WHAT YOU NEED TO DO:
Every record that follows should be copied exactly. No picture belongs in the copy.

Stored items from a collection:
+ + + + + + +
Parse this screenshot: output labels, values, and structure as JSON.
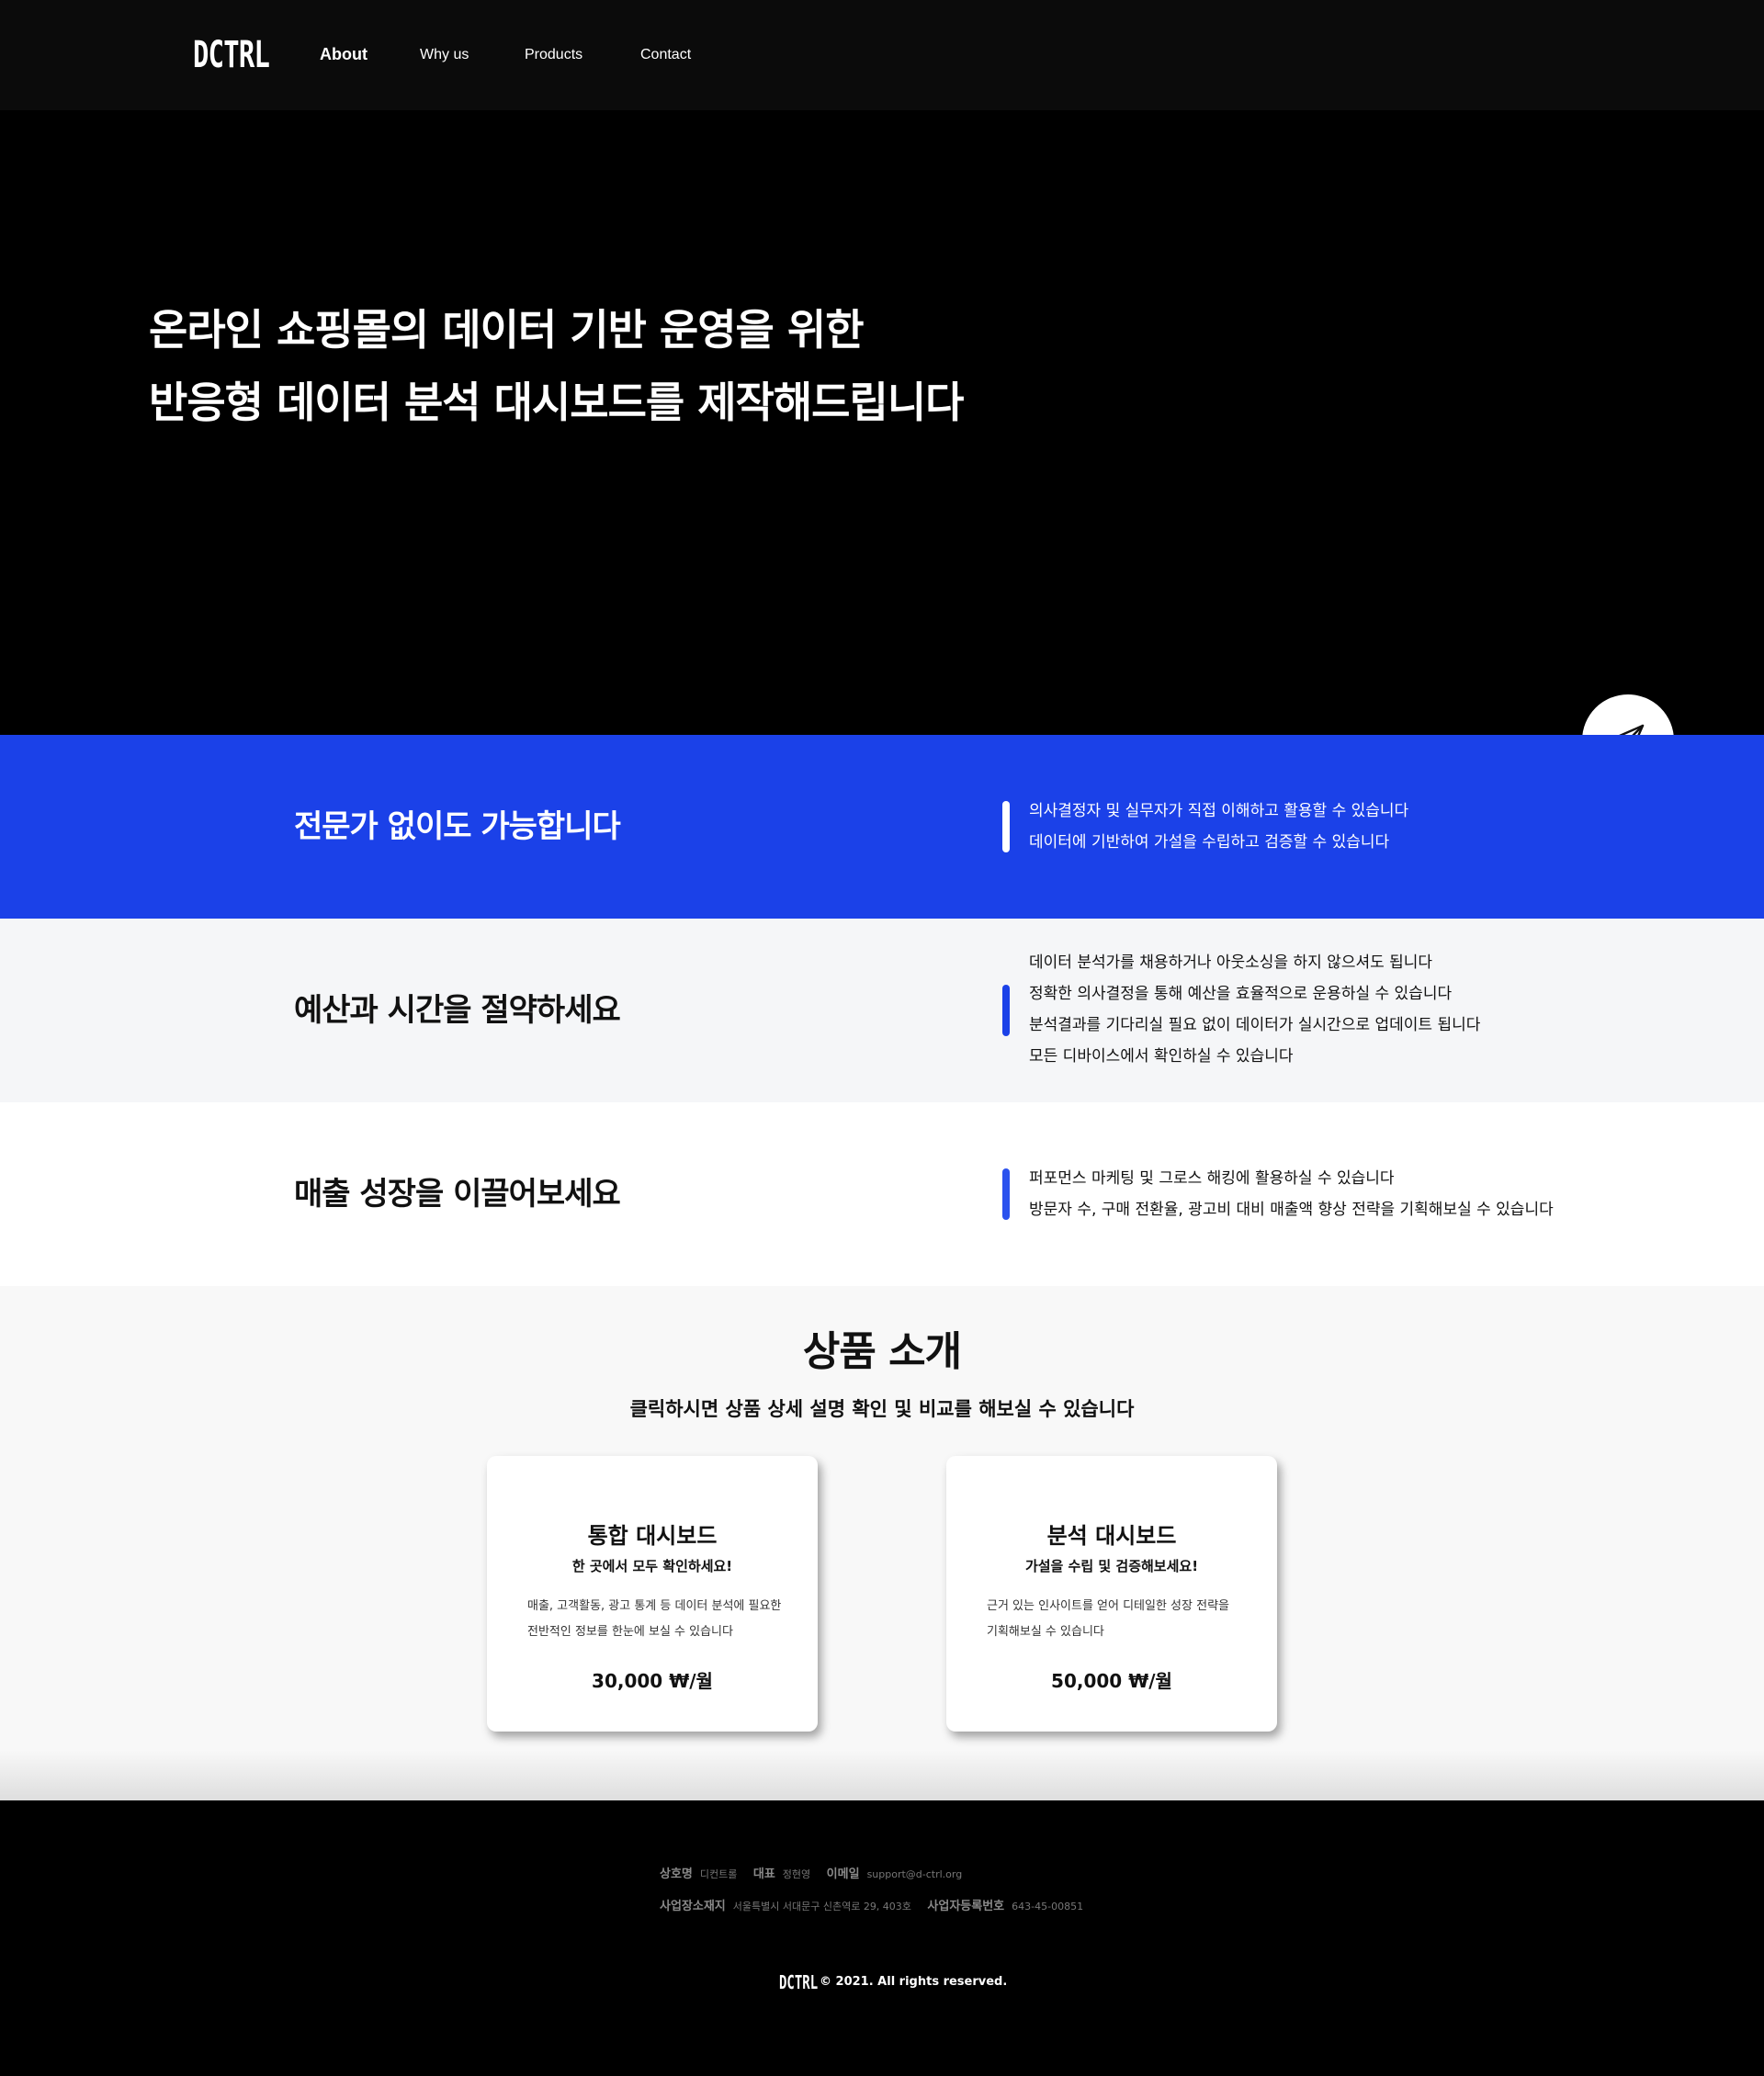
{
  "nav": {
    "logo": "DCTRL",
    "links": [
      "About",
      "Why us",
      "Products",
      "Contact"
    ]
  },
  "hero": {
    "line1": "온라인 쇼핑몰의 데이터 기반 운영을 위한",
    "line2": "반응형 데이터 분석 대시보드를 제작해드립니다",
    "fab_icon": "paper-plane-icon"
  },
  "features": [
    {
      "heading": "전문가 없이도 가능합니다",
      "lines": [
        "의사결정자 및 실무자가 직접 이해하고 활용할 수 있습니다",
        "데이터에 기반하여 가설을 수립하고 검증할 수 있습니다"
      ]
    },
    {
      "heading": "예산과 시간을 절약하세요",
      "lines": [
        "데이터 분석가를 채용하거나 아웃소싱을 하지 않으셔도 됩니다",
        "정확한 의사결정을 통해 예산을 효율적으로 운용하실 수 있습니다",
        "분석결과를 기다리실 필요 없이 데이터가 실시간으로 업데이트 됩니다",
        "모든 디바이스에서 확인하실 수 있습니다"
      ]
    },
    {
      "heading": "매출 성장을 이끌어보세요",
      "lines": [
        "퍼포먼스 마케팅 및 그로스 해킹에 활용하실 수 있습니다",
        "방문자 수, 구매 전환율, 광고비 대비 매출액 향상 전략을 기획해보실 수 있습니다"
      ]
    }
  ],
  "products": {
    "title": "상품 소개",
    "subtitle": "클릭하시면 상품 상세 설명 확인 및 비교를 해보실 수 있습니다",
    "cards": [
      {
        "name": "통합 대시보드",
        "tagline": "한 곳에서 모두 확인하세요!",
        "desc1": "매출, 고객활동, 광고 통계 등 데이터 분석에 필요한",
        "desc2": "전반적인 정보를 한눈에 보실 수 있습니다",
        "price": "30,000 ₩/월"
      },
      {
        "name": "분석 대시보드",
        "tagline": "가설을 수립 및 검증해보세요!",
        "desc1": "근거 있는 인사이트를 얻어 디테일한 성장 전략을",
        "desc2": "기획해보실 수 있습니다",
        "price": "50,000 ₩/월"
      }
    ]
  },
  "footer": {
    "company_label": "상호명",
    "company": "디컨트롤",
    "ceo_label": "대표",
    "ceo": "정현영",
    "email_label": "이메일",
    "email": "support@d-ctrl.org",
    "address_label": "사업장소재지",
    "address": "서울특별시 서대문구 신촌역로 29, 403호",
    "bizno_label": "사업자등록번호",
    "bizno": "643-45-00851",
    "logo": "DCTRL",
    "copyright": "© 2021. All rights reserved."
  },
  "colors": {
    "accent_blue": "#1b41e8",
    "nav_bg": "#0b0b0b",
    "hero_bg": "#000000"
  }
}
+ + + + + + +
ANSWER BOX:
Parse this screenshot: output labels, values, and structure as JSON.
{
  "nav": {
    "logo": "DCTRL",
    "links": [
      "About",
      "Why us",
      "Products",
      "Contact"
    ]
  },
  "hero": {
    "line1": "온라인 쇼핑몰의 데이터 기반 운영을 위한",
    "line2": "반응형 데이터 분석 대시보드를 제작해드립니다",
    "fab_icon": "paper-plane-icon"
  },
  "features": [
    {
      "heading": "전문가 없이도 가능합니다",
      "lines": [
        "의사결정자 및 실무자가 직접 이해하고 활용할 수 있습니다",
        "데이터에 기반하여 가설을 수립하고 검증할 수 있습니다"
      ]
    },
    {
      "heading": "예산과 시간을 절약하세요",
      "lines": [
        "데이터 분석가를 채용하거나 아웃소싱을 하지 않으셔도 됩니다",
        "정확한 의사결정을 통해 예산을 효율적으로 운용하실 수 있습니다",
        "분석결과를 기다리실 필요 없이 데이터가 실시간으로 업데이트 됩니다",
        "모든 디바이스에서 확인하실 수 있습니다"
      ]
    },
    {
      "heading": "매출 성장을 이끌어보세요",
      "lines": [
        "퍼포먼스 마케팅 및 그로스 해킹에 활용하실 수 있습니다",
        "방문자 수, 구매 전환율, 광고비 대비 매출액 향상 전략을 기획해보실 수 있습니다"
      ]
    }
  ],
  "products": {
    "title": "상품 소개",
    "subtitle": "클릭하시면 상품 상세 설명 확인 및 비교를 해보실 수 있습니다",
    "cards": [
      {
        "name": "통합 대시보드",
        "tagline": "한 곳에서 모두 확인하세요!",
        "desc1": "매출, 고객활동, 광고 통계 등 데이터 분석에 필요한",
        "desc2": "전반적인 정보를 한눈에 보실 수 있습니다",
        "price": "30,000 ₩/월"
      },
      {
        "name": "분석 대시보드",
        "tagline": "가설을 수립 및 검증해보세요!",
        "desc1": "근거 있는 인사이트를 얻어 디테일한 성장 전략을",
        "desc2": "기획해보실 수 있습니다",
        "price": "50,000 ₩/월"
      }
    ]
  },
  "footer": {
    "company_label": "상호명",
    "company": "디컨트롤",
    "ceo_label": "대표",
    "ceo": "정현영",
    "email_label": "이메일",
    "email": "support@d-ctrl.org",
    "address_label": "사업장소재지",
    "address": "서울특별시 서대문구 신촌역로 29, 403호",
    "bizno_label": "사업자등록번호",
    "bizno": "643-45-00851",
    "logo": "DCTRL",
    "copyright": "© 2021. All rights reserved."
  },
  "colors": {
    "accent_blue": "#1b41e8",
    "nav_bg": "#0b0b0b",
    "hero_bg": "#000000"
  }
}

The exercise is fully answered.